··· RECORDS TO PROCESS

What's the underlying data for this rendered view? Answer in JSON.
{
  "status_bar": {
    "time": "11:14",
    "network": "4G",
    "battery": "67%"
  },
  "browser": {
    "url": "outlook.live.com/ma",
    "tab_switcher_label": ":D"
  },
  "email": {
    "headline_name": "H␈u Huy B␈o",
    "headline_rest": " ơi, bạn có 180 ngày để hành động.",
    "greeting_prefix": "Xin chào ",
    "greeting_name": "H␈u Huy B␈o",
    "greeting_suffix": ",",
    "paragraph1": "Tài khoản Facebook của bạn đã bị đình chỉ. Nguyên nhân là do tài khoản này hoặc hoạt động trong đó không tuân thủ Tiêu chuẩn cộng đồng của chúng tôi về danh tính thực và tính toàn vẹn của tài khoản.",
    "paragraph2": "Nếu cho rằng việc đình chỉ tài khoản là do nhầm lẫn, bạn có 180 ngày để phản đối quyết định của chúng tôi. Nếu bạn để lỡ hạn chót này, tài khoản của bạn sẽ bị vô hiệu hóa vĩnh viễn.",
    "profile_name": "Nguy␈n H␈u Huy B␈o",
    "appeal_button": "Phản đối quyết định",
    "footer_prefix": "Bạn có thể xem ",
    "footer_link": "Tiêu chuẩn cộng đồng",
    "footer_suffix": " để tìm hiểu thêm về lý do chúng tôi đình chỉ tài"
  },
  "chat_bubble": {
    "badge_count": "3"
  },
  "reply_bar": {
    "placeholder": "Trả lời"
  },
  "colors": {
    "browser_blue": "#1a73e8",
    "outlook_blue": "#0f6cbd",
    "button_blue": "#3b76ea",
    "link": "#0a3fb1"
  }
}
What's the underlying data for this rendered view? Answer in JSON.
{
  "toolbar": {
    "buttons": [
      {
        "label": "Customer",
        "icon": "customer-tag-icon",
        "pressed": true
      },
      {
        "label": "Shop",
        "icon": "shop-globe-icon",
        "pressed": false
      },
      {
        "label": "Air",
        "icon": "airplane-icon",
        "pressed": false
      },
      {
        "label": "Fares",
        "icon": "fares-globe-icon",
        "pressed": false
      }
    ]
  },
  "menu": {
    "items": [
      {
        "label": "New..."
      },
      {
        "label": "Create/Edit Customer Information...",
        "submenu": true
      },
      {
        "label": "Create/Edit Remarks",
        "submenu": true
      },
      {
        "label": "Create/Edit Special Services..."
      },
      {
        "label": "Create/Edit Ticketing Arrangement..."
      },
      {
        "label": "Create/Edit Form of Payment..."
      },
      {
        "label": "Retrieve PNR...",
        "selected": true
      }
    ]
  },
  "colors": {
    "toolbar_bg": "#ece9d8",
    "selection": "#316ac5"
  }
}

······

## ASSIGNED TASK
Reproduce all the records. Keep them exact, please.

## ANSWER SPACE
What's the underlying data for this rendered view? Answer in JSON.
{
  "status_bar": {
    "time": "11:14",
    "network": "4G",
    "battery": "67%"
  },
  "browser": {
    "url": "outlook.live.com/ma",
    "tab_switcher_label": ":D"
  },
  "email": {
    "headline_name": "H␈u Huy B␈o",
    "headline_rest": " ơi, bạn có 180 ngày để hành động.",
    "greeting_prefix": "Xin chào ",
    "greeting_name": "H␈u Huy B␈o",
    "greeting_suffix": ",",
    "paragraph1": "Tài khoản Facebook của bạn đã bị đình chỉ. Nguyên nhân là do tài khoản này hoặc hoạt động trong đó không tuân thủ Tiêu chuẩn cộng đồng của chúng tôi về danh tính thực và tính toàn vẹn của tài khoản.",
    "paragraph2": "Nếu cho rằng việc đình chỉ tài khoản là do nhầm lẫn, bạn có 180 ngày để phản đối quyết định của chúng tôi. Nếu bạn để lỡ hạn chót này, tài khoản của bạn sẽ bị vô hiệu hóa vĩnh viễn.",
    "profile_name": "Nguy␈n H␈u Huy B␈o",
    "appeal_button": "Phản đối quyết định",
    "footer_prefix": "Bạn có thể xem ",
    "footer_link": "Tiêu chuẩn cộng đồng",
    "footer_suffix": " để tìm hiểu thêm về lý do chúng tôi đình chỉ tài"
  },
  "chat_bubble": {
    "badge_count": "3"
  },
  "reply_bar": {
    "placeholder": "Trả lời"
  },
  "colors": {
    "browser_blue": "#1a73e8",
    "outlook_blue": "#0f6cbd",
    "button_blue": "#3b76ea",
    "link": "#0a3fb1"
  }
}
What's the underlying data for this rendered view? Answer in JSON.
{
  "toolbar": {
    "buttons": [
      {
        "label": "Customer",
        "icon": "customer-tag-icon",
        "pressed": true
      },
      {
        "label": "Shop",
        "icon": "shop-globe-icon",
        "pressed": false
      },
      {
        "label": "Air",
        "icon": "airplane-icon",
        "pressed": false
      },
      {
        "label": "Fares",
        "icon": "fares-globe-icon",
        "pressed": false
      }
    ]
  },
  "menu": {
    "items": [
      {
        "label": "New..."
      },
      {
        "label": "Create/Edit Customer Information...",
        "submenu": true
      },
      {
        "label": "Create/Edit Remarks",
        "submenu": true
      },
      {
        "label": "Create/Edit Special Services..."
      },
      {
        "label": "Create/Edit Ticketing Arrangement..."
      },
      {
        "label": "Create/Edit Form of Payment..."
      },
      {
        "label": "Retrieve PNR...",
        "selected": true
      }
    ]
  },
  "colors": {
    "toolbar_bg": "#ece9d8",
    "selection": "#316ac5"
  }
}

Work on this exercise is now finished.